» **What to do**
Scan the entries for "name". Every line that holds it is to be copied.

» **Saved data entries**
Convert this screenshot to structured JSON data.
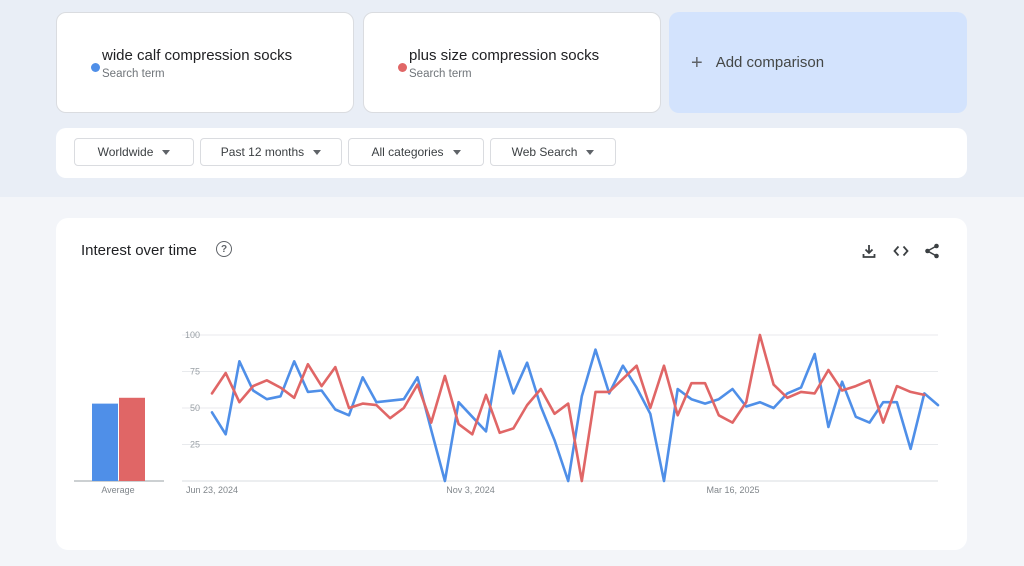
{
  "terms": [
    {
      "label": "wide calf compression socks",
      "sub": "Search term",
      "color": "#4f8fe8"
    },
    {
      "label": "plus size compression socks",
      "sub": "Search term",
      "color": "#e06666"
    }
  ],
  "add_comparison": "Add comparison",
  "filters": [
    "Worldwide",
    "Past 12 months",
    "All categories",
    "Web Search"
  ],
  "chart_header": {
    "title": "Interest over time",
    "help_icon": "help-circle-icon"
  },
  "toolbar_icons": [
    "download-icon",
    "embed-code-icon",
    "share-icon"
  ],
  "chart_data": {
    "type": "line",
    "title": "Interest over time",
    "ylim": [
      0,
      100
    ],
    "yticks": [
      25,
      50,
      75,
      100
    ],
    "x_tick_labels": [
      "Jun 23, 2024",
      "Nov 3, 2024",
      "Mar 16, 2025"
    ],
    "x_tick_index": [
      0,
      19,
      38
    ],
    "grid": true,
    "average": {
      "label": "Average",
      "values": [
        53,
        57
      ]
    },
    "series": [
      {
        "name": "wide calf compression socks",
        "color": "#4f8fe8",
        "values": [
          47,
          32,
          82,
          62,
          56,
          58,
          82,
          61,
          62,
          49,
          45,
          71,
          54,
          55,
          56,
          71,
          35,
          0,
          54,
          44,
          34,
          89,
          60,
          81,
          51,
          28,
          0,
          58,
          90,
          60,
          79,
          64,
          46,
          0,
          63,
          56,
          53,
          56,
          63,
          51,
          54,
          50,
          60,
          64,
          87,
          37,
          68,
          44,
          40,
          54,
          54,
          22,
          60,
          52
        ]
      },
      {
        "name": "plus size compression socks",
        "color": "#e06666",
        "values": [
          60,
          74,
          54,
          65,
          69,
          64,
          57,
          80,
          65,
          78,
          50,
          53,
          52,
          43,
          50,
          66,
          40,
          72,
          39,
          32,
          59,
          33,
          36,
          52,
          63,
          46,
          53,
          0,
          61,
          61,
          70,
          79,
          50,
          79,
          45,
          67,
          67,
          45,
          40,
          54,
          100,
          66,
          57,
          61,
          60,
          76,
          62,
          65,
          69,
          40,
          65,
          61,
          59
        ]
      }
    ]
  }
}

» **Answer to this exercise**
        "name": "wide calf compression socks",
        "name": "plus size compression socks",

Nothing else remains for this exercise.